- Problem requirements -
Pull each line holding "Default" out of the entries below.

Start of Data for this exercise

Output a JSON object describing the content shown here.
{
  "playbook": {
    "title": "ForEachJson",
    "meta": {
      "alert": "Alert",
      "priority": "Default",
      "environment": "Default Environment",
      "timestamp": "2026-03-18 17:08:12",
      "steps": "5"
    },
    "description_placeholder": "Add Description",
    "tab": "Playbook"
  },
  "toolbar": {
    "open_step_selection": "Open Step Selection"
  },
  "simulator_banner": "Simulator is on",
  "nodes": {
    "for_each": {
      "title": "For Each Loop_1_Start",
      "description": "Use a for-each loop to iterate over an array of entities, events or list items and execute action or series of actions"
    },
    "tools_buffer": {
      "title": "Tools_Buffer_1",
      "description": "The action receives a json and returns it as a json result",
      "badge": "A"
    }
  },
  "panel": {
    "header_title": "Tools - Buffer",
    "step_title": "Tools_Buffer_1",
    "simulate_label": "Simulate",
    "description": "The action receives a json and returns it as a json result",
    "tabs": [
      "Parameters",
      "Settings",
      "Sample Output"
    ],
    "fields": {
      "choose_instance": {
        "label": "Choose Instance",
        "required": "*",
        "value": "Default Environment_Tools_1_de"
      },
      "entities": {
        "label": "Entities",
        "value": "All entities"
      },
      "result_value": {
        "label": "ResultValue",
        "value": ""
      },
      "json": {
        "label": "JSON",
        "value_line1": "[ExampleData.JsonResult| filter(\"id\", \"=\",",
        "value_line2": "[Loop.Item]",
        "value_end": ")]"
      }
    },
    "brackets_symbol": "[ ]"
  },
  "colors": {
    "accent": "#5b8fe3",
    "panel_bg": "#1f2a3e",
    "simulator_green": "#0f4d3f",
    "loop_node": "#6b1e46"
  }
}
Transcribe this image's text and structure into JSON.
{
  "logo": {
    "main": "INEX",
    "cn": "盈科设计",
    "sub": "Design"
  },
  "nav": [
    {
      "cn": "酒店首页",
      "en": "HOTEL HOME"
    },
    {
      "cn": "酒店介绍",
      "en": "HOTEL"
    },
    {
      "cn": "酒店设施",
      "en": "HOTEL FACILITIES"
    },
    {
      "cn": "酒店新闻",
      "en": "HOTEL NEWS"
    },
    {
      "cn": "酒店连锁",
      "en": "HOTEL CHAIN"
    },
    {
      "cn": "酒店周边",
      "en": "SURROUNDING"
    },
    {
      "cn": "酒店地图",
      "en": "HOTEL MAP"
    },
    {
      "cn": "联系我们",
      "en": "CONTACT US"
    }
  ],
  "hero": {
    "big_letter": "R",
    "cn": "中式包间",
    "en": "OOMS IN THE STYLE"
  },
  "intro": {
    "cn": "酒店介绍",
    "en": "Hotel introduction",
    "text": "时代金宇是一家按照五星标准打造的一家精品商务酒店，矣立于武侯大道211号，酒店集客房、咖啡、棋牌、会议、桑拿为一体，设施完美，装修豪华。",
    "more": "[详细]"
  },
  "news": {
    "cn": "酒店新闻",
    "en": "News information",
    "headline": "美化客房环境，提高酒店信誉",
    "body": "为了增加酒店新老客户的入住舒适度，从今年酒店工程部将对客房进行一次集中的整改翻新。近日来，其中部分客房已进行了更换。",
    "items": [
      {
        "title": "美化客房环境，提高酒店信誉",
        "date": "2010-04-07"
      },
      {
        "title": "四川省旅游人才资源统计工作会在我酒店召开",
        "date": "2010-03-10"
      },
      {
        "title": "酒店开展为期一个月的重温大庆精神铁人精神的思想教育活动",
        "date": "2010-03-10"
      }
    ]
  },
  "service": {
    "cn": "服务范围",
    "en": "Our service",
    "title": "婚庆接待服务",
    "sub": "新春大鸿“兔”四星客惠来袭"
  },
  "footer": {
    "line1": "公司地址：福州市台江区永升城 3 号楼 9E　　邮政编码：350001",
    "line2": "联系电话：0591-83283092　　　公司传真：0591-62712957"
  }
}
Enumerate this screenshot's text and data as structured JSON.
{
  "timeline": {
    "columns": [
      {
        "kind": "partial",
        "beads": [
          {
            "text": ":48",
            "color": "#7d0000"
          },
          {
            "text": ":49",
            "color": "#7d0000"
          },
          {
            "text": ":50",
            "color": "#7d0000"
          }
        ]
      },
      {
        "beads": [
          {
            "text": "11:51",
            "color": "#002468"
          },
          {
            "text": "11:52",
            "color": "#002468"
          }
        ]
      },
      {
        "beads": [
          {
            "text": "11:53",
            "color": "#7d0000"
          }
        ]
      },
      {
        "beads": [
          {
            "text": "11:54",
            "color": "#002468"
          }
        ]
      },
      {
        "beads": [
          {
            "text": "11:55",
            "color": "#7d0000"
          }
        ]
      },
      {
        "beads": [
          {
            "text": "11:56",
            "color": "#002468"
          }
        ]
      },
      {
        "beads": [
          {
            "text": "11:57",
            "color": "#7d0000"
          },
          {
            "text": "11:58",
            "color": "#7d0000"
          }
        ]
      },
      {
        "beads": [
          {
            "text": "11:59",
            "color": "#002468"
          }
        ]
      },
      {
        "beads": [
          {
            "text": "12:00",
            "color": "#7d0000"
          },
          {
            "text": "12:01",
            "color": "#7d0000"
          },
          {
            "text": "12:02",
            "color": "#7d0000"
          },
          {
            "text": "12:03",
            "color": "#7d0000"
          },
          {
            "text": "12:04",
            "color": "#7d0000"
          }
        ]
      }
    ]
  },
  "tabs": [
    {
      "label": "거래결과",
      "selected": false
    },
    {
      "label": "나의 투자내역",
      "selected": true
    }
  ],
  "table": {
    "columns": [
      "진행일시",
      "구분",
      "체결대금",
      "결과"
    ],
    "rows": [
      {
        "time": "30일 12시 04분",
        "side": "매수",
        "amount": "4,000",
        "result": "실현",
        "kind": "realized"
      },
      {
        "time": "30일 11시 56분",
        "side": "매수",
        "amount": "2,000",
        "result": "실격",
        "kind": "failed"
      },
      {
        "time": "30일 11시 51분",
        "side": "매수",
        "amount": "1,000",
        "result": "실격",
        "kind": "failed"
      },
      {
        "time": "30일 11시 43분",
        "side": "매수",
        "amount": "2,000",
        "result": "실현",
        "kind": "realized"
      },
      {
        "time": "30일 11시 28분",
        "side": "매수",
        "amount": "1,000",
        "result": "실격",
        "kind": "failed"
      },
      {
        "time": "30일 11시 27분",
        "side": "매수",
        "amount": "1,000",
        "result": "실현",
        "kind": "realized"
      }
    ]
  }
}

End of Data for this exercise

- Task solution -
      "priority": "Default",
      "environment": "Default Environment",
        "value": "Default Environment_Tools_1_de"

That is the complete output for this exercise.